§ Exercise requirements
In your copy of the data, include no pictures and alter nothing else.

§ Data records for software interfaces
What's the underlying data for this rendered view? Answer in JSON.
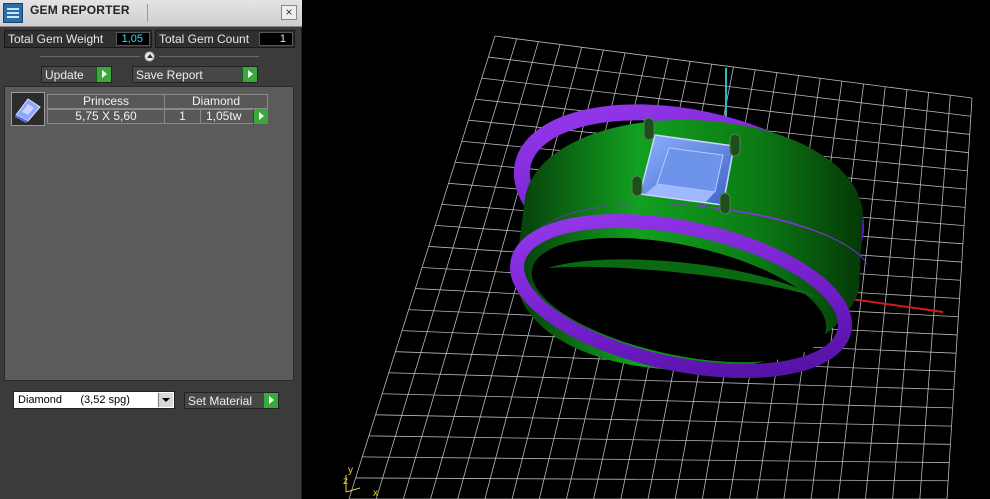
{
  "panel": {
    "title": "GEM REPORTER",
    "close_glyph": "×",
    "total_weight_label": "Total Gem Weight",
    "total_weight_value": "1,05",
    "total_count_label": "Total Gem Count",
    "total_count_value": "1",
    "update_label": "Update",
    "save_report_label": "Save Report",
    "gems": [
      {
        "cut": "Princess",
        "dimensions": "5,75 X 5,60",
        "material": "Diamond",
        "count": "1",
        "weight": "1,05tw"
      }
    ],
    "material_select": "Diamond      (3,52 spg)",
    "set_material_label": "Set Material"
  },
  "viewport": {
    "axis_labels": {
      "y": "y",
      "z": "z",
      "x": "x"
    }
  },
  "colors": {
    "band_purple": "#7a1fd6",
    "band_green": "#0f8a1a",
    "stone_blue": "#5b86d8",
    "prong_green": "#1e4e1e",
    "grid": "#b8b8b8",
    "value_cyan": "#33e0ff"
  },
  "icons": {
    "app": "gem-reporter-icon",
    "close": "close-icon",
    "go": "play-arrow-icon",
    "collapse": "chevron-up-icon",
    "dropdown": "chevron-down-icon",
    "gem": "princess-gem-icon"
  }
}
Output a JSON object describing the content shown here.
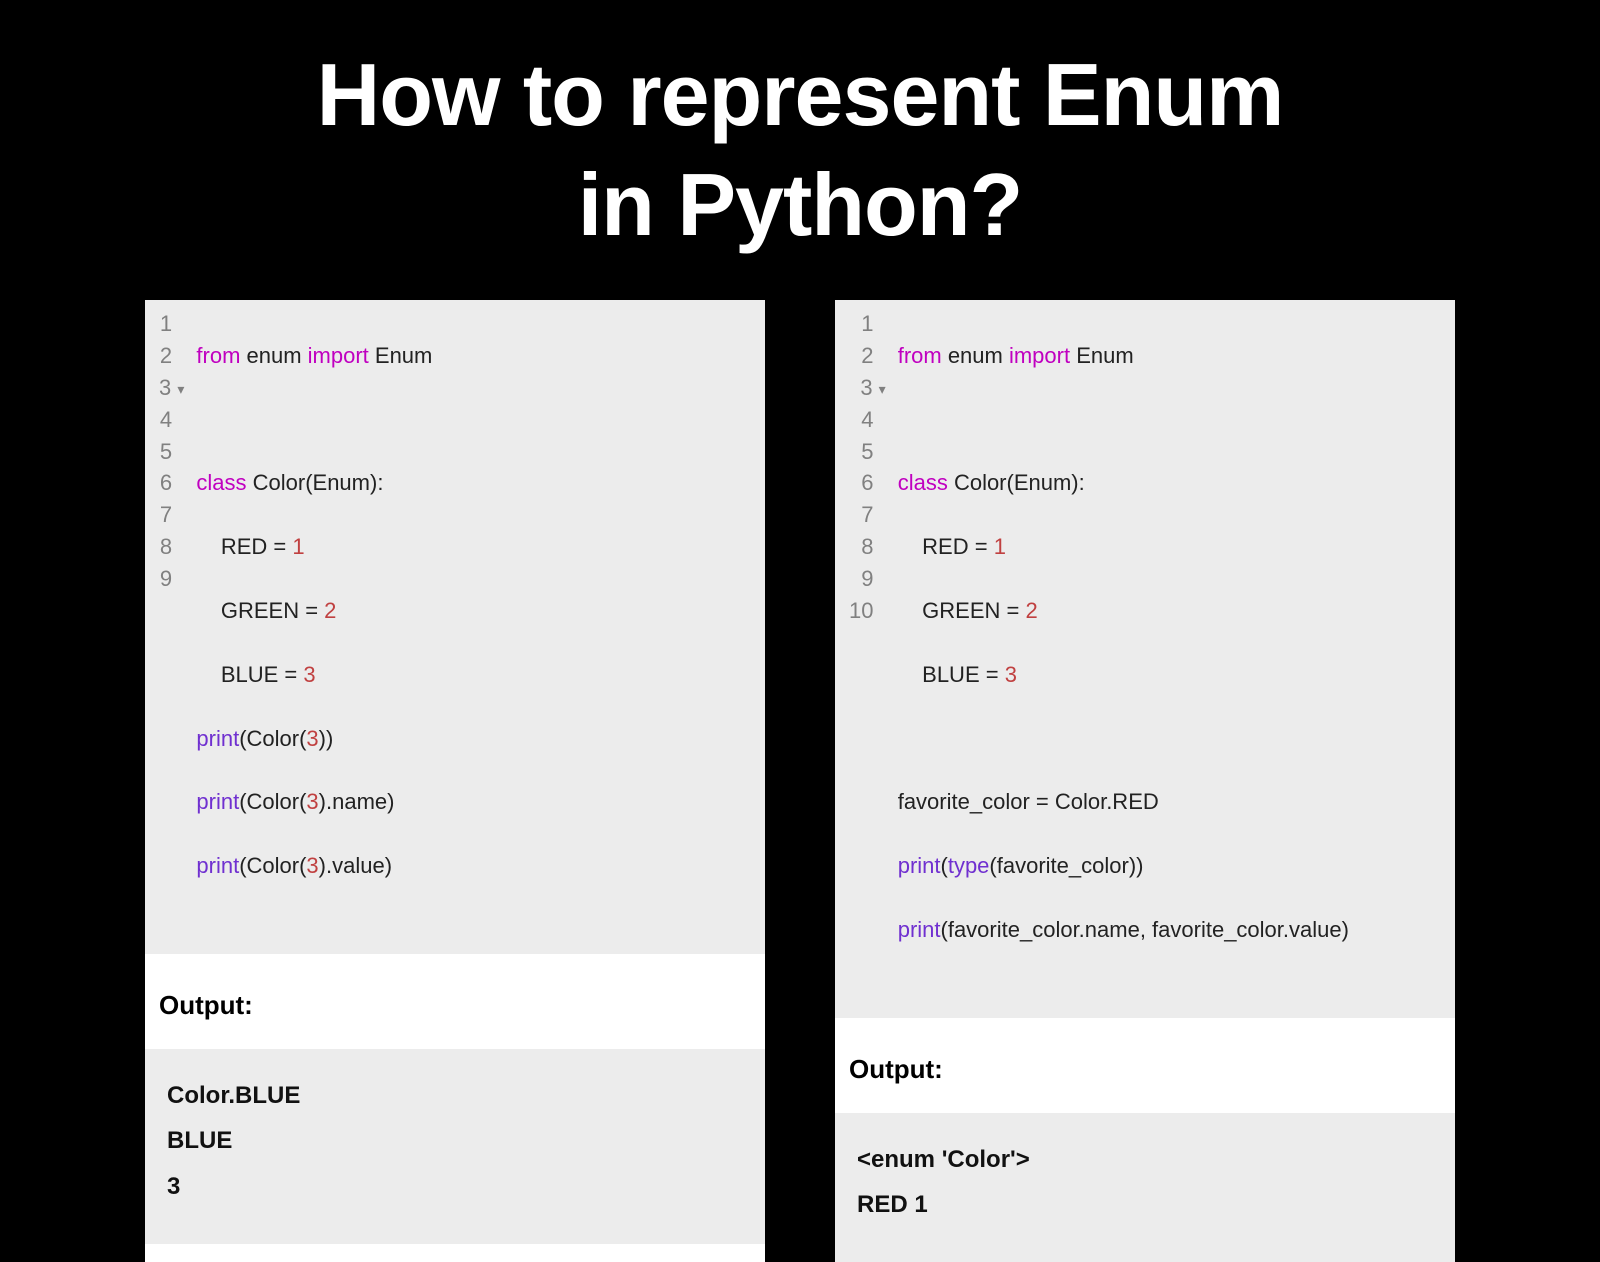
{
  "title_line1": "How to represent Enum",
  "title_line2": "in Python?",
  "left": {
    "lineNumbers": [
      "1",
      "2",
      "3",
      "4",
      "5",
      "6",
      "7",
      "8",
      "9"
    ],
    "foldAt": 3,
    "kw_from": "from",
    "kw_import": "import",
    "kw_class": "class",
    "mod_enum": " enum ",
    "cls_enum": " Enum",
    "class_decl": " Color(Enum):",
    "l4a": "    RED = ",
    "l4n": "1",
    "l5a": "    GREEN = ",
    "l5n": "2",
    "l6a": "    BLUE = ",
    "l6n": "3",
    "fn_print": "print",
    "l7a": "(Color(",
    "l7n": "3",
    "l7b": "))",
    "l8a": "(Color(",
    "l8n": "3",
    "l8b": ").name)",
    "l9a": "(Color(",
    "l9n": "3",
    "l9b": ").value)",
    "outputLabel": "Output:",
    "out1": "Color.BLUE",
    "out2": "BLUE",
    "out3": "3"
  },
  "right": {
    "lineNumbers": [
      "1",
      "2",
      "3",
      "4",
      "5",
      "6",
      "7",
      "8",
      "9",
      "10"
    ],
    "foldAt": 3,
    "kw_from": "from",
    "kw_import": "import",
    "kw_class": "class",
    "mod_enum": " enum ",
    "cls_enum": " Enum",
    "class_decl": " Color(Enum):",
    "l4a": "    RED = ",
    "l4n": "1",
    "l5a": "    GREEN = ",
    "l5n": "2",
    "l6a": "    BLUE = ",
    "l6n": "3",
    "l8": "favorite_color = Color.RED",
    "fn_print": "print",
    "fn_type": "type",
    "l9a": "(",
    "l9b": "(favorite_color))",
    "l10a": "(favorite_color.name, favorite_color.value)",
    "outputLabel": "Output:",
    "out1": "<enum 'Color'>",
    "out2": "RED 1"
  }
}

§ Task solution
What's the underlying data for this rendered view? Answer in JSON.
{
  "panel": {
    "title": "GEM REPORTER",
    "close_glyph": "×",
    "total_weight_label": "Total Gem Weight",
    "total_weight_value": "1,05",
    "total_count_label": "Total Gem Count",
    "total_count_value": "1",
    "update_label": "Update",
    "save_report_label": "Save Report",
    "gems": [
      {
        "cut": "Princess",
        "dimensions": "5,75 X 5,60",
        "material": "Diamond",
        "count": "1",
        "weight": "1,05tw"
      }
    ],
    "material_select": "Diamond      (3,52 spg)",
    "set_material_label": "Set Material"
  },
  "viewport": {
    "axis_labels": {
      "y": "y",
      "z": "z",
      "x": "x"
    }
  },
  "colors": {
    "band_purple": "#7a1fd6",
    "band_green": "#0f8a1a",
    "stone_blue": "#5b86d8",
    "prong_green": "#1e4e1e",
    "grid": "#b8b8b8",
    "value_cyan": "#33e0ff"
  },
  "icons": {
    "app": "gem-reporter-icon",
    "close": "close-icon",
    "go": "play-arrow-icon",
    "collapse": "chevron-up-icon",
    "dropdown": "chevron-down-icon",
    "gem": "princess-gem-icon"
  }
}
Output a JSON object describing the content shown here.
{
  "title_line1": "How to represent Enum",
  "title_line2": "in Python?",
  "left": {
    "lineNumbers": [
      "1",
      "2",
      "3",
      "4",
      "5",
      "6",
      "7",
      "8",
      "9"
    ],
    "foldAt": 3,
    "kw_from": "from",
    "kw_import": "import",
    "kw_class": "class",
    "mod_enum": " enum ",
    "cls_enum": " Enum",
    "class_decl": " Color(Enum):",
    "l4a": "    RED = ",
    "l4n": "1",
    "l5a": "    GREEN = ",
    "l5n": "2",
    "l6a": "    BLUE = ",
    "l6n": "3",
    "fn_print": "print",
    "l7a": "(Color(",
    "l7n": "3",
    "l7b": "))",
    "l8a": "(Color(",
    "l8n": "3",
    "l8b": ").name)",
    "l9a": "(Color(",
    "l9n": "3",
    "l9b": ").value)",
    "outputLabel": "Output:",
    "out1": "Color.BLUE",
    "out2": "BLUE",
    "out3": "3"
  },
  "right": {
    "lineNumbers": [
      "1",
      "2",
      "3",
      "4",
      "5",
      "6",
      "7",
      "8",
      "9",
      "10"
    ],
    "foldAt": 3,
    "kw_from": "from",
    "kw_import": "import",
    "kw_class": "class",
    "mod_enum": " enum ",
    "cls_enum": " Enum",
    "class_decl": " Color(Enum):",
    "l4a": "    RED = ",
    "l4n": "1",
    "l5a": "    GREEN = ",
    "l5n": "2",
    "l6a": "    BLUE = ",
    "l6n": "3",
    "l8": "favorite_color = Color.RED",
    "fn_print": "print",
    "fn_type": "type",
    "l9a": "(",
    "l9b": "(favorite_color))",
    "l10a": "(favorite_color.name, favorite_color.value)",
    "outputLabel": "Output:",
    "out1": "<enum 'Color'>",
    "out2": "RED 1"
  }
}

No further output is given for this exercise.